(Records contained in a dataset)
--- START ---
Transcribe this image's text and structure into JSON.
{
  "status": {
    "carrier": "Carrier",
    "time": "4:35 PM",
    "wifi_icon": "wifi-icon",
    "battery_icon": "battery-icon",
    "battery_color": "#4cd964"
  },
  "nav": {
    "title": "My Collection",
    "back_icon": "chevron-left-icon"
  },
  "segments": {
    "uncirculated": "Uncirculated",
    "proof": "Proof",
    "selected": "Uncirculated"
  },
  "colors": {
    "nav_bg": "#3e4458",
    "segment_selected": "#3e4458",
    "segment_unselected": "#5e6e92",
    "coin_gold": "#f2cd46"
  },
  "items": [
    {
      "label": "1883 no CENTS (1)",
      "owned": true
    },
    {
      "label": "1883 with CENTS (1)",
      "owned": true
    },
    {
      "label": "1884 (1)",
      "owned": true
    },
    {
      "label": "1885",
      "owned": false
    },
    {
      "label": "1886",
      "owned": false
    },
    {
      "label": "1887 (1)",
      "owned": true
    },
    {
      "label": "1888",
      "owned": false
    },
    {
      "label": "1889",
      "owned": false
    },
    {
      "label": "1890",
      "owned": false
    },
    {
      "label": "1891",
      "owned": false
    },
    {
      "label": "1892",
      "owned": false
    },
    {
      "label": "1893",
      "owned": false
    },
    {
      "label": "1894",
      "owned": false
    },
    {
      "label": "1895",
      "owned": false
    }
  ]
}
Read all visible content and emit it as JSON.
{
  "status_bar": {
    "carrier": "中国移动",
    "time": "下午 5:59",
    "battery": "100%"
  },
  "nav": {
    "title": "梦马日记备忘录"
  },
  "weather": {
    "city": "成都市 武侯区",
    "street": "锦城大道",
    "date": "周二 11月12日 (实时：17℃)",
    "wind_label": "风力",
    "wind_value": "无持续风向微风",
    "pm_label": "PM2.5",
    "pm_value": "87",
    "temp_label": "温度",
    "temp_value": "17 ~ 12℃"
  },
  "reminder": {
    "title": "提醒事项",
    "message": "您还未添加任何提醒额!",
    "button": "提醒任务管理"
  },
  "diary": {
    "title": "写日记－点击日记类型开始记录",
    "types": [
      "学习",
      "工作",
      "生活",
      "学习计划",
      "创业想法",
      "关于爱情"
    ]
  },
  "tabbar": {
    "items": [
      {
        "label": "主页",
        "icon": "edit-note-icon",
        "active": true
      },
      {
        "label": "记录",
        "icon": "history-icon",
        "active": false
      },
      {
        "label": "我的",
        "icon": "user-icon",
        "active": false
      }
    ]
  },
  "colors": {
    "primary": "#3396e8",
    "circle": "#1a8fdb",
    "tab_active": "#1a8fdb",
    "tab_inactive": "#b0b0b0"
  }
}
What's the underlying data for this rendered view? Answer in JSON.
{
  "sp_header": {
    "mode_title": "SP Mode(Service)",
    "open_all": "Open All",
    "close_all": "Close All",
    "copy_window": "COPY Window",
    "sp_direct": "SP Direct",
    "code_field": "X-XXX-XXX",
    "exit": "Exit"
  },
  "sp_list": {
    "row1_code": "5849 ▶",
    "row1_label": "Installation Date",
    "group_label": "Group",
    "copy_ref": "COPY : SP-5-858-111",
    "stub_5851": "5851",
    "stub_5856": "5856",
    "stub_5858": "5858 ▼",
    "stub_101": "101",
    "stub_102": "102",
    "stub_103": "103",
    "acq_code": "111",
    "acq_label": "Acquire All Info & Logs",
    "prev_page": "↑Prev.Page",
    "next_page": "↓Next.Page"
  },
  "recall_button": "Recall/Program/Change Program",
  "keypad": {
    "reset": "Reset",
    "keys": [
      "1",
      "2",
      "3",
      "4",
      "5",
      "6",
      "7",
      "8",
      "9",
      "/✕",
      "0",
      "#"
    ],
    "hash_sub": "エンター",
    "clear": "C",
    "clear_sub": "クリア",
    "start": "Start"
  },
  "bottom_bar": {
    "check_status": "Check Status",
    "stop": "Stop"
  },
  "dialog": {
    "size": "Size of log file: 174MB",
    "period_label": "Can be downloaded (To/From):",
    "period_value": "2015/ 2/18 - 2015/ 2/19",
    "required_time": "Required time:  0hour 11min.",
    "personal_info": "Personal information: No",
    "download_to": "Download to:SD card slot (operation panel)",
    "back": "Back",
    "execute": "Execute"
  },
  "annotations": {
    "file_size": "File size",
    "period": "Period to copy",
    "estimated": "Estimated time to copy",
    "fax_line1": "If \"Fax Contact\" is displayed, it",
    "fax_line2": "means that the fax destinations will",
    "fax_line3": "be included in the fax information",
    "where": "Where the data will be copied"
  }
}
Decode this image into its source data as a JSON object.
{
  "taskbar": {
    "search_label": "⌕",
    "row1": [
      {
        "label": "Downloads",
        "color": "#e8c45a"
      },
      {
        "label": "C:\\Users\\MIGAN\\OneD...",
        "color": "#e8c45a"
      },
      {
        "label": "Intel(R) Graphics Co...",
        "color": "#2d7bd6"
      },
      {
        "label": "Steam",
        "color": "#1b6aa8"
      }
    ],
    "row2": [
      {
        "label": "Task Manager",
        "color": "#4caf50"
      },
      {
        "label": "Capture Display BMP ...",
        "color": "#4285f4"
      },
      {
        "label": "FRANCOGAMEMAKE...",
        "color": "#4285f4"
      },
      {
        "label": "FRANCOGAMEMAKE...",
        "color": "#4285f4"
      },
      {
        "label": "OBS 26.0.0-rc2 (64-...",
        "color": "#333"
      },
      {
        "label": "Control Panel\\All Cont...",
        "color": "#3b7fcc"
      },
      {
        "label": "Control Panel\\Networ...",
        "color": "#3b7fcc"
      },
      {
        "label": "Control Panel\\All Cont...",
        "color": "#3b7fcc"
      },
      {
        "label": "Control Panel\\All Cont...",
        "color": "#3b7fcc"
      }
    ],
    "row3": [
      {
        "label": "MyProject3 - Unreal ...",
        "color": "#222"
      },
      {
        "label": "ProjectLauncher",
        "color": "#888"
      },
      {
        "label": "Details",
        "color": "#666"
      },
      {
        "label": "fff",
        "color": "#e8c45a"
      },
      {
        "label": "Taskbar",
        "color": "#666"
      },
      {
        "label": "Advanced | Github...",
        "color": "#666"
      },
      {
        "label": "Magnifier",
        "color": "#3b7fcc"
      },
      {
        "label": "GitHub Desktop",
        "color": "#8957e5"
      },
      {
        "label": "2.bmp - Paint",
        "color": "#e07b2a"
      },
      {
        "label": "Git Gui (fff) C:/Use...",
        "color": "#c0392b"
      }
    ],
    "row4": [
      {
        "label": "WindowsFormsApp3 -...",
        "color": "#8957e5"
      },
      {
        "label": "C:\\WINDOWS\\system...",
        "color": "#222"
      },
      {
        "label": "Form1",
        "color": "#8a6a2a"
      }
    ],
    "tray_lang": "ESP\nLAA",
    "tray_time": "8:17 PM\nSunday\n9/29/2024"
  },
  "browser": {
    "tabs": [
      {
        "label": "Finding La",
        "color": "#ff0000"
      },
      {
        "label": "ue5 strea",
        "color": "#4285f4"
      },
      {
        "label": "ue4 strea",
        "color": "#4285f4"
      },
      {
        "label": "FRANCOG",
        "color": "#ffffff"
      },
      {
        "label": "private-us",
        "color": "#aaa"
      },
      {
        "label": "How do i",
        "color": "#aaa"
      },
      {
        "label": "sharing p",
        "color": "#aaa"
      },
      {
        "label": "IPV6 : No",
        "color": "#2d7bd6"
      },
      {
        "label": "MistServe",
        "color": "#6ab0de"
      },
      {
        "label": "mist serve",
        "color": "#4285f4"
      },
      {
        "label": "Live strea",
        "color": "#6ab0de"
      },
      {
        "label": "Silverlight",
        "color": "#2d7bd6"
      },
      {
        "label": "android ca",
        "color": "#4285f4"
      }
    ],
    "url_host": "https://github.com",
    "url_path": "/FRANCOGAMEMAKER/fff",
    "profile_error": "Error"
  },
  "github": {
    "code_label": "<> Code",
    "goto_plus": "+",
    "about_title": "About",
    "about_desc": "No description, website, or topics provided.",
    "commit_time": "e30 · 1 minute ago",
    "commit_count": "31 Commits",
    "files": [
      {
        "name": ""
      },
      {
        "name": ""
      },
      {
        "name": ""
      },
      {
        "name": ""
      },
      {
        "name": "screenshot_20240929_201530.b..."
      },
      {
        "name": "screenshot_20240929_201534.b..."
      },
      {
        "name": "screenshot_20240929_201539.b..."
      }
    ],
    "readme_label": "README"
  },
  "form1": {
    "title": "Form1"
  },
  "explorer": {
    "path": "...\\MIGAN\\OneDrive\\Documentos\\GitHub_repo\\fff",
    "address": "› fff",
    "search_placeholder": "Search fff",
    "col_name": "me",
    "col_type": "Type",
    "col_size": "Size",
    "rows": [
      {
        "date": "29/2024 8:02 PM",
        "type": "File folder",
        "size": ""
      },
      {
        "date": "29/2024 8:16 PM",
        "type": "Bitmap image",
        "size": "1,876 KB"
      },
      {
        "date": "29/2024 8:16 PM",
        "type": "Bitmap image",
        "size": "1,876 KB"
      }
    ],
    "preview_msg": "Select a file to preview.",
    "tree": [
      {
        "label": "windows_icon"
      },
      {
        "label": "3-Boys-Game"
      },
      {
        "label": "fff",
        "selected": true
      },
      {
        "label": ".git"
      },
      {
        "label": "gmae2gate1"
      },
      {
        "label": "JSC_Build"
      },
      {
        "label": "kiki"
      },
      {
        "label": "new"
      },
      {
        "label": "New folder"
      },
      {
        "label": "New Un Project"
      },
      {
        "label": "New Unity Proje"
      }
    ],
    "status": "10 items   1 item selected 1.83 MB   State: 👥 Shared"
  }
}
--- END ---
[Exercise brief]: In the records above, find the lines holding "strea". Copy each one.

[Output for this task]:
        "label": "ue5 strea",
        "label": "ue4 strea",
        "label": "Live strea",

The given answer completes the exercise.